Salem congregation has been partnering with Quakertown’s “The Drop” community center for at-risk children and youth.

Other congregations who received MOGs were Plains congregation (Hatfield, PA) for an unconventional July 4th picnic, Souderton (PA) and Doylestown (PA) congregations for the Vocation as Mission Summer Internship Program, International Worship Center (San Gabriel, CA) for technological equipment, Finland congregation (Pennsburg, PA) for their CrossGen conference, and Perkiomenville congregation for its GraceNow conference.

Every congregation has a unique, beautiful story that honors God’s mission to unite the world as one under Him. What is God doing in your congregation and community?  Share your stories by emailing communication@franconiaconference.org or check in with your congregation’s leadership minister about ways that your congregation might use an MOG to develop your missional imagination and neighborhood connections.

Darkness Unfolding As Light

On April 14 approximately 80 women from across Franconia and Eastern District Conferences joined together at Towamencin Mennonite Church for the annual Sister Care Gathering. The theme was “Darkness Unfolding as Light,” with the book of Ruth as the Biblical text.  Cathy Spory, Elementary Principal at Johnstown Christian School, took on the character of Naomi and gave insightful first-person monologues.  Marilyn Bender, one of four co-pastors at Ripple Church in Allentown and Rose Bender Cook, Marilyn’s sister-in-law and a bi-vocational pastor at Whitehall Mennonite Church, shared their personal and Biblical reflections including speaking of the illness and loss of Marilyn’s husband John, Rose’s brother.

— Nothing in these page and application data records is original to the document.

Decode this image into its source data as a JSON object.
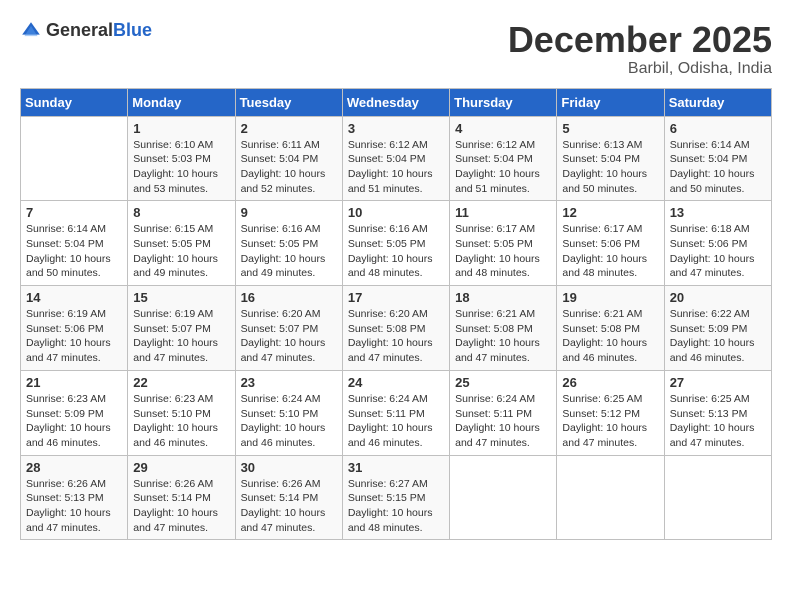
{
  "header": {
    "logo_general": "General",
    "logo_blue": "Blue",
    "month_title": "December 2025",
    "location": "Barbil, Odisha, India"
  },
  "calendar": {
    "days_of_week": [
      "Sunday",
      "Monday",
      "Tuesday",
      "Wednesday",
      "Thursday",
      "Friday",
      "Saturday"
    ],
    "weeks": [
      [
        {
          "date": "",
          "info": ""
        },
        {
          "date": "1",
          "info": "Sunrise: 6:10 AM\nSunset: 5:03 PM\nDaylight: 10 hours\nand 53 minutes."
        },
        {
          "date": "2",
          "info": "Sunrise: 6:11 AM\nSunset: 5:04 PM\nDaylight: 10 hours\nand 52 minutes."
        },
        {
          "date": "3",
          "info": "Sunrise: 6:12 AM\nSunset: 5:04 PM\nDaylight: 10 hours\nand 51 minutes."
        },
        {
          "date": "4",
          "info": "Sunrise: 6:12 AM\nSunset: 5:04 PM\nDaylight: 10 hours\nand 51 minutes."
        },
        {
          "date": "5",
          "info": "Sunrise: 6:13 AM\nSunset: 5:04 PM\nDaylight: 10 hours\nand 50 minutes."
        },
        {
          "date": "6",
          "info": "Sunrise: 6:14 AM\nSunset: 5:04 PM\nDaylight: 10 hours\nand 50 minutes."
        }
      ],
      [
        {
          "date": "7",
          "info": "Sunrise: 6:14 AM\nSunset: 5:04 PM\nDaylight: 10 hours\nand 50 minutes."
        },
        {
          "date": "8",
          "info": "Sunrise: 6:15 AM\nSunset: 5:05 PM\nDaylight: 10 hours\nand 49 minutes."
        },
        {
          "date": "9",
          "info": "Sunrise: 6:16 AM\nSunset: 5:05 PM\nDaylight: 10 hours\nand 49 minutes."
        },
        {
          "date": "10",
          "info": "Sunrise: 6:16 AM\nSunset: 5:05 PM\nDaylight: 10 hours\nand 48 minutes."
        },
        {
          "date": "11",
          "info": "Sunrise: 6:17 AM\nSunset: 5:05 PM\nDaylight: 10 hours\nand 48 minutes."
        },
        {
          "date": "12",
          "info": "Sunrise: 6:17 AM\nSunset: 5:06 PM\nDaylight: 10 hours\nand 48 minutes."
        },
        {
          "date": "13",
          "info": "Sunrise: 6:18 AM\nSunset: 5:06 PM\nDaylight: 10 hours\nand 47 minutes."
        }
      ],
      [
        {
          "date": "14",
          "info": "Sunrise: 6:19 AM\nSunset: 5:06 PM\nDaylight: 10 hours\nand 47 minutes."
        },
        {
          "date": "15",
          "info": "Sunrise: 6:19 AM\nSunset: 5:07 PM\nDaylight: 10 hours\nand 47 minutes."
        },
        {
          "date": "16",
          "info": "Sunrise: 6:20 AM\nSunset: 5:07 PM\nDaylight: 10 hours\nand 47 minutes."
        },
        {
          "date": "17",
          "info": "Sunrise: 6:20 AM\nSunset: 5:08 PM\nDaylight: 10 hours\nand 47 minutes."
        },
        {
          "date": "18",
          "info": "Sunrise: 6:21 AM\nSunset: 5:08 PM\nDaylight: 10 hours\nand 47 minutes."
        },
        {
          "date": "19",
          "info": "Sunrise: 6:21 AM\nSunset: 5:08 PM\nDaylight: 10 hours\nand 46 minutes."
        },
        {
          "date": "20",
          "info": "Sunrise: 6:22 AM\nSunset: 5:09 PM\nDaylight: 10 hours\nand 46 minutes."
        }
      ],
      [
        {
          "date": "21",
          "info": "Sunrise: 6:23 AM\nSunset: 5:09 PM\nDaylight: 10 hours\nand 46 minutes."
        },
        {
          "date": "22",
          "info": "Sunrise: 6:23 AM\nSunset: 5:10 PM\nDaylight: 10 hours\nand 46 minutes."
        },
        {
          "date": "23",
          "info": "Sunrise: 6:24 AM\nSunset: 5:10 PM\nDaylight: 10 hours\nand 46 minutes."
        },
        {
          "date": "24",
          "info": "Sunrise: 6:24 AM\nSunset: 5:11 PM\nDaylight: 10 hours\nand 46 minutes."
        },
        {
          "date": "25",
          "info": "Sunrise: 6:24 AM\nSunset: 5:11 PM\nDaylight: 10 hours\nand 47 minutes."
        },
        {
          "date": "26",
          "info": "Sunrise: 6:25 AM\nSunset: 5:12 PM\nDaylight: 10 hours\nand 47 minutes."
        },
        {
          "date": "27",
          "info": "Sunrise: 6:25 AM\nSunset: 5:13 PM\nDaylight: 10 hours\nand 47 minutes."
        }
      ],
      [
        {
          "date": "28",
          "info": "Sunrise: 6:26 AM\nSunset: 5:13 PM\nDaylight: 10 hours\nand 47 minutes."
        },
        {
          "date": "29",
          "info": "Sunrise: 6:26 AM\nSunset: 5:14 PM\nDaylight: 10 hours\nand 47 minutes."
        },
        {
          "date": "30",
          "info": "Sunrise: 6:26 AM\nSunset: 5:14 PM\nDaylight: 10 hours\nand 47 minutes."
        },
        {
          "date": "31",
          "info": "Sunrise: 6:27 AM\nSunset: 5:15 PM\nDaylight: 10 hours\nand 48 minutes."
        },
        {
          "date": "",
          "info": ""
        },
        {
          "date": "",
          "info": ""
        },
        {
          "date": "",
          "info": ""
        }
      ]
    ]
  }
}
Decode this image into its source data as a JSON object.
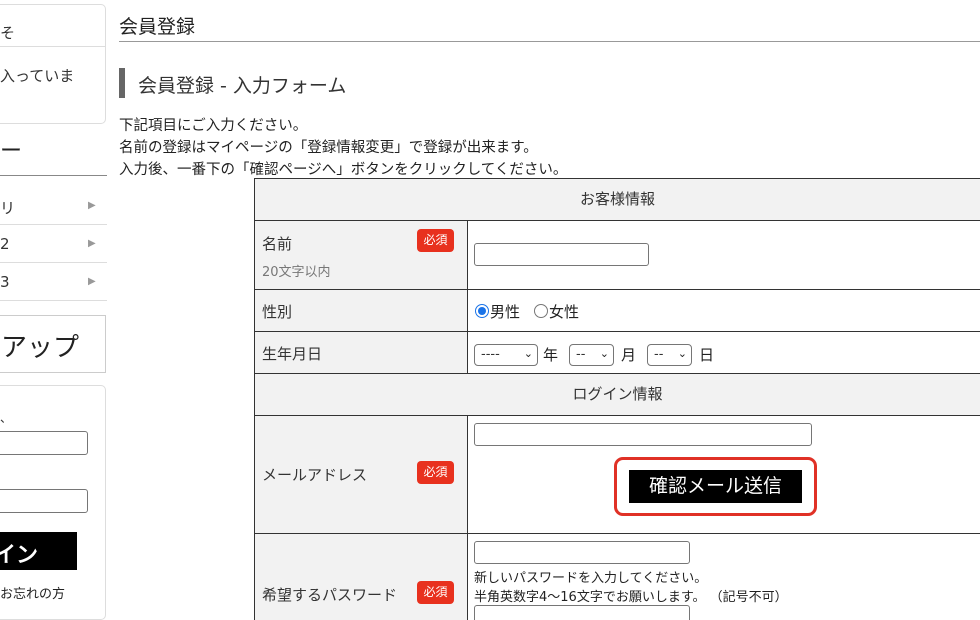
{
  "sidebar": {
    "box_line1": "そ",
    "box_line2": "入っていま",
    "heading": "ー",
    "items": [
      {
        "label": "リ"
      },
      {
        "label": "2"
      },
      {
        "label": "3"
      }
    ],
    "banner": "アップ",
    "login_label": "、",
    "login_button": "イン",
    "forgot": "お忘れの方"
  },
  "page": {
    "title": "会員登録",
    "section_title": "会員登録 - 入力フォーム",
    "intro": [
      "下記項目にご入力ください。",
      "名前の登録はマイページの「登録情報変更」で登録が出来ます。",
      "入力後、一番下の「確認ページへ」ボタンをクリックしてください。"
    ]
  },
  "form": {
    "customer_header": "お客様情報",
    "name_label": "名前",
    "name_hint": "20文字以内",
    "required": "必須",
    "name_value": "",
    "gender_label": "性別",
    "gender_options": [
      "男性",
      "女性"
    ],
    "gender_selected": "男性",
    "birth_label": "生年月日",
    "birth_year": "----",
    "birth_month": "--",
    "birth_day": "--",
    "unit_year": "年",
    "unit_month": "月",
    "unit_day": "日",
    "login_header": "ログイン情報",
    "email_label": "メールアドレス",
    "email_value": "",
    "confirm_email_button": "確認メール送信",
    "password_label": "希望するパスワード",
    "password_note1": "新しいパスワードを入力してください。",
    "password_note2": "半角英数字4～16文字でお願いします。 （記号不可）"
  },
  "colors": {
    "required_badge": "#e8311e",
    "highlight_border": "#e03126",
    "radio_selected": "#1a73e8",
    "label_cell_bg": "#f2f2f2"
  },
  "icons": {
    "sidebar_arrow": "triangle-right",
    "select_chevron": "chevron-down"
  }
}
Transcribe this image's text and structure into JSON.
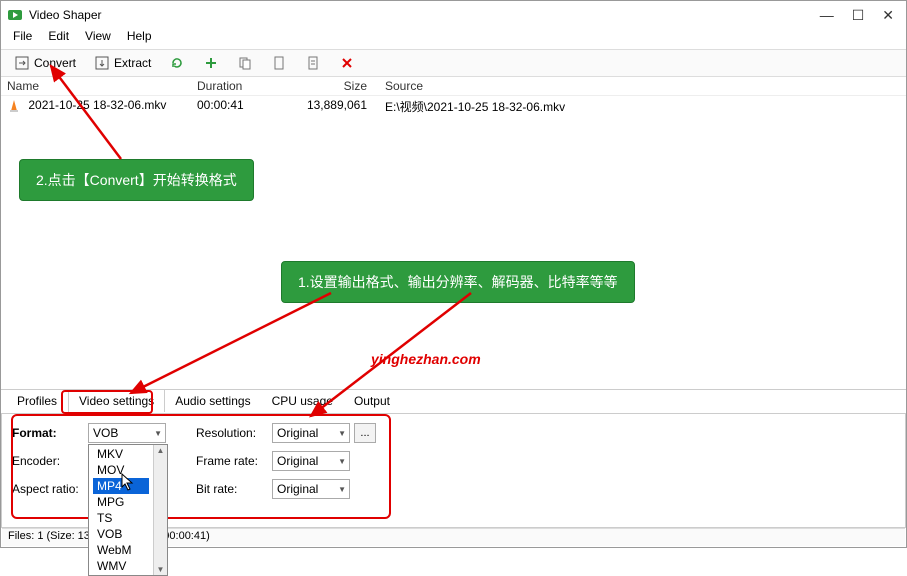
{
  "app": {
    "title": "Video Shaper"
  },
  "menu": {
    "file": "File",
    "edit": "Edit",
    "view": "View",
    "help": "Help"
  },
  "toolbar": {
    "convert": "Convert",
    "extract": "Extract"
  },
  "columns": {
    "name": "Name",
    "duration": "Duration",
    "size": "Size",
    "source": "Source"
  },
  "row": {
    "name": "2021-10-25 18-32-06.mkv",
    "duration": "00:00:41",
    "size": "13,889,061",
    "source": "E:\\视频\\2021-10-25 18-32-06.mkv"
  },
  "badges": {
    "one": "2.点击【Convert】开始转换格式",
    "two": "1.设置输出格式、输出分辨率、解码器、比特率等等"
  },
  "watermark": "yinghezhan.com",
  "tabs": {
    "profiles": "Profiles",
    "video": "Video settings",
    "audio": "Audio settings",
    "cpu": "CPU usage",
    "output": "Output"
  },
  "settings": {
    "format_label": "Format:",
    "encoder_label": "Encoder:",
    "aspect_label": "Aspect ratio:",
    "resolution_label": "Resolution:",
    "frame_label": "Frame rate:",
    "bitrate_label": "Bit rate:",
    "format_value": "VOB",
    "resolution_value": "Original",
    "frame_value": "Original",
    "bitrate_value": "Original",
    "ellipsis": "...",
    "options": {
      "mkv": "MKV",
      "mov": "MOV",
      "mp4": "MP4",
      "mpg": "MPG",
      "ts": "TS",
      "vob": "VOB",
      "webm": "WebM",
      "wmv": "WMV"
    }
  },
  "status": "Files: 1 (Size: 13 MB, Duration: 00:00:41)"
}
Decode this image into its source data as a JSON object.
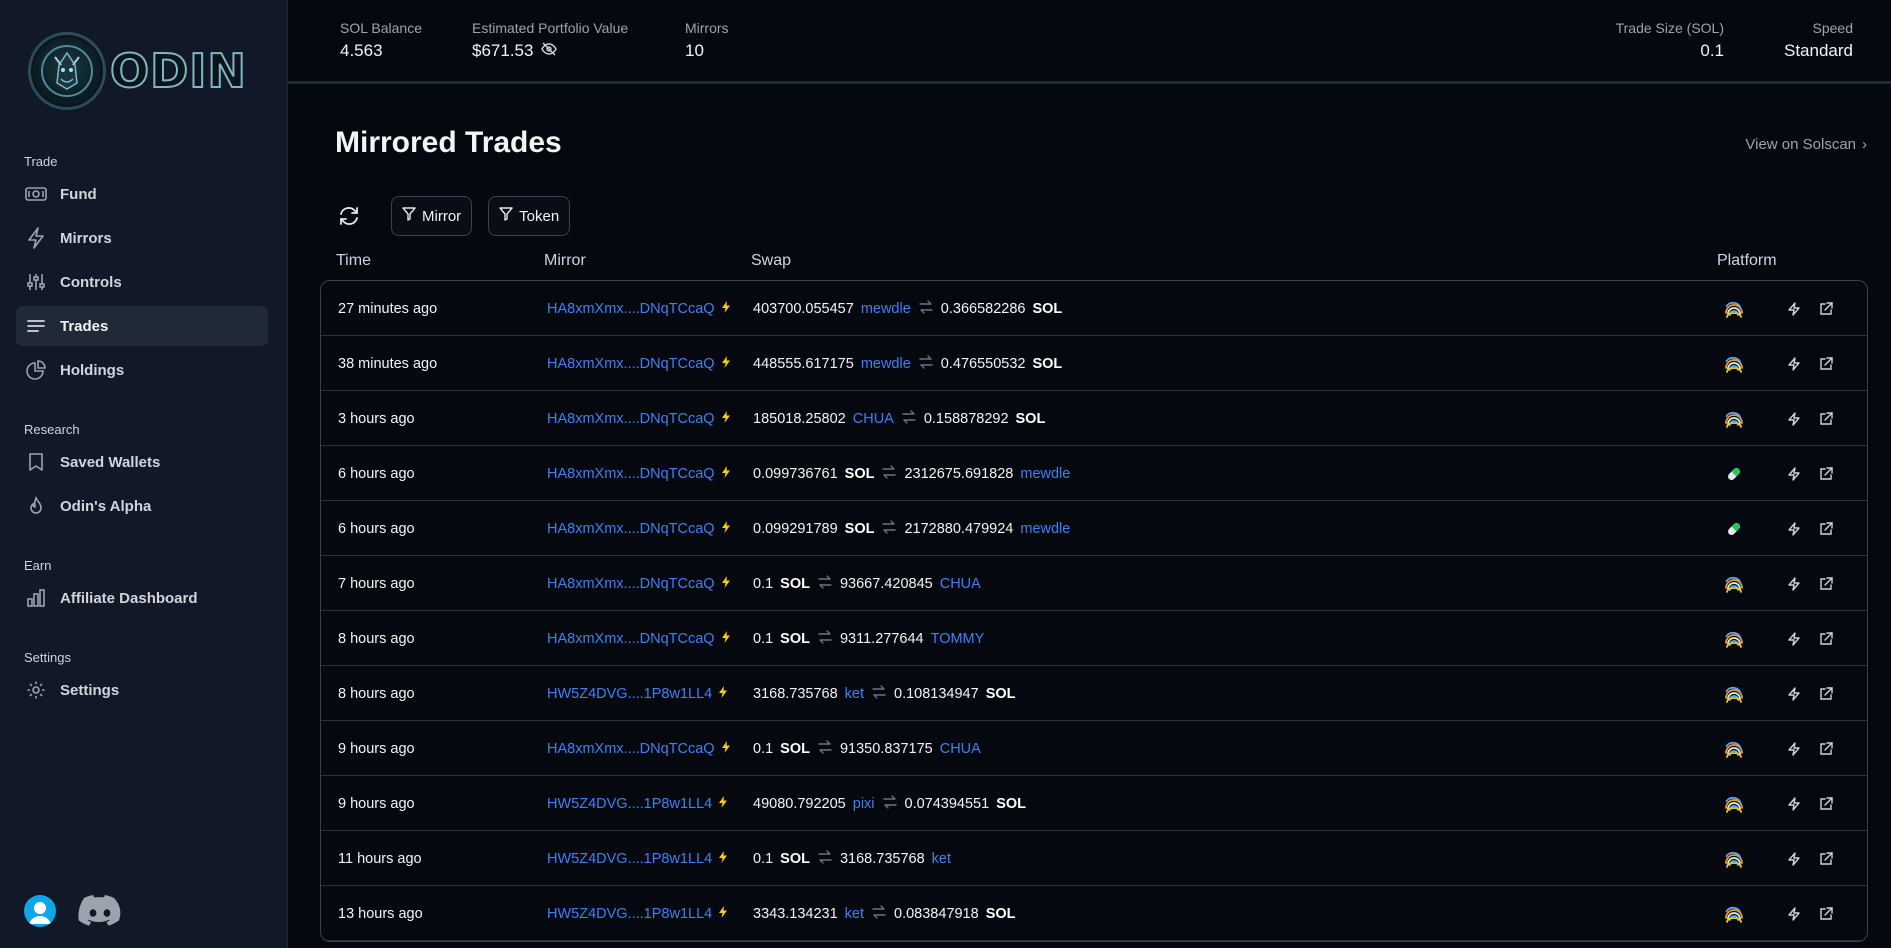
{
  "sidebar": {
    "brand": "ODIN",
    "sections": {
      "trade": "Trade",
      "research": "Research",
      "earn": "Earn",
      "settings": "Settings"
    },
    "items": {
      "fund": "Fund",
      "mirrors": "Mirrors",
      "controls": "Controls",
      "trades": "Trades",
      "holdings": "Holdings",
      "saved_wallets": "Saved Wallets",
      "odins_alpha": "Odin's Alpha",
      "affiliate_dashboard": "Affiliate Dashboard",
      "settings": "Settings"
    },
    "active_item": "trades"
  },
  "header": {
    "sol_balance_label": "SOL Balance",
    "sol_balance": "4.563",
    "portfolio_label": "Estimated Portfolio Value",
    "portfolio_value": "$671.53",
    "mirrors_label": "Mirrors",
    "mirrors_value": "10",
    "trade_size_label": "Trade Size (SOL)",
    "trade_size_value": "0.1",
    "speed_label": "Speed",
    "speed_value": "Standard"
  },
  "main": {
    "title": "Mirrored Trades",
    "view_link": "View on Solscan",
    "filters": {
      "mirror": "Mirror",
      "token": "Token"
    },
    "columns": {
      "time": "Time",
      "mirror": "Mirror",
      "swap": "Swap",
      "platform": "Platform"
    },
    "rows": [
      {
        "time": "27 minutes ago",
        "mirror": "HA8xmXmx....DNqTCcaQ",
        "in_amt": "403700.055457",
        "in_tok": "mewdle",
        "out_amt": "0.366582286",
        "out_tok": "SOL",
        "platform": "rainbow"
      },
      {
        "time": "38 minutes ago",
        "mirror": "HA8xmXmx....DNqTCcaQ",
        "in_amt": "448555.617175",
        "in_tok": "mewdle",
        "out_amt": "0.476550532",
        "out_tok": "SOL",
        "platform": "rainbow"
      },
      {
        "time": "3 hours ago",
        "mirror": "HA8xmXmx....DNqTCcaQ",
        "in_amt": "185018.25802",
        "in_tok": "CHUA",
        "out_amt": "0.158878292",
        "out_tok": "SOL",
        "platform": "rainbow"
      },
      {
        "time": "6 hours ago",
        "mirror": "HA8xmXmx....DNqTCcaQ",
        "in_amt": "0.099736761",
        "in_tok": "SOL",
        "out_amt": "2312675.691828",
        "out_tok": "mewdle",
        "platform": "pill"
      },
      {
        "time": "6 hours ago",
        "mirror": "HA8xmXmx....DNqTCcaQ",
        "in_amt": "0.099291789",
        "in_tok": "SOL",
        "out_amt": "2172880.479924",
        "out_tok": "mewdle",
        "platform": "pill"
      },
      {
        "time": "7 hours ago",
        "mirror": "HA8xmXmx....DNqTCcaQ",
        "in_amt": "0.1",
        "in_tok": "SOL",
        "out_amt": "93667.420845",
        "out_tok": "CHUA",
        "platform": "rainbow"
      },
      {
        "time": "8 hours ago",
        "mirror": "HA8xmXmx....DNqTCcaQ",
        "in_amt": "0.1",
        "in_tok": "SOL",
        "out_amt": "9311.277644",
        "out_tok": "TOMMY",
        "platform": "rainbow"
      },
      {
        "time": "8 hours ago",
        "mirror": "HW5Z4DVG....1P8w1LL4",
        "in_amt": "3168.735768",
        "in_tok": "ket",
        "out_amt": "0.108134947",
        "out_tok": "SOL",
        "platform": "rainbow"
      },
      {
        "time": "9 hours ago",
        "mirror": "HA8xmXmx....DNqTCcaQ",
        "in_amt": "0.1",
        "in_tok": "SOL",
        "out_amt": "91350.837175",
        "out_tok": "CHUA",
        "platform": "rainbow"
      },
      {
        "time": "9 hours ago",
        "mirror": "HW5Z4DVG....1P8w1LL4",
        "in_amt": "49080.792205",
        "in_tok": "pixi",
        "out_amt": "0.074394551",
        "out_tok": "SOL",
        "platform": "rainbow"
      },
      {
        "time": "11 hours ago",
        "mirror": "HW5Z4DVG....1P8w1LL4",
        "in_amt": "0.1",
        "in_tok": "SOL",
        "out_amt": "3168.735768",
        "out_tok": "ket",
        "platform": "rainbow"
      },
      {
        "time": "13 hours ago",
        "mirror": "HW5Z4DVG....1P8w1LL4",
        "in_amt": "3343.134231",
        "in_tok": "ket",
        "out_amt": "0.083847918",
        "out_tok": "SOL",
        "platform": "rainbow"
      }
    ]
  },
  "colors": {
    "accent_link": "#3b82f6",
    "lightning": "#facc15",
    "sidebar_bg": "#111827",
    "page_bg": "#06080f"
  }
}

The women were invited to string beads, with knots representing the rough places and the iridescent beads representing those light-filled moments. There was time for conversation and prayer with each other at our tables, and an opportunity to experiment with different ways to pray including praying with color, walking prayer, healing prayer and anointing.

Pastor Letty Cortes from Centro de Alabanza led the women in activities to get to know  one another. There was much singing together and the women enjoyed a delicious lunch including a wonderful cake gifted to them from MCUSA out-going Executive Director, Ervin Stutzman, from his retirement party the night before.  It was bi-lingual day, with everything presented in English and Spanish, and was a deeply moving day, culminating in the women giving testimony as to where God had unfolded their darkness into light.

Many thanks to the planning committee: Anne M. Yoder, Coordinator; Pastor Donna Merow; Pastor Doris Diener; Pastor Letty Castro; and Pastor Marta Castillo. Special thanks to Pastor Marilyn Bender, Pastor Rose Bender Cook and Cathy Spory for all their energy and all they shared with the women of our Conferences.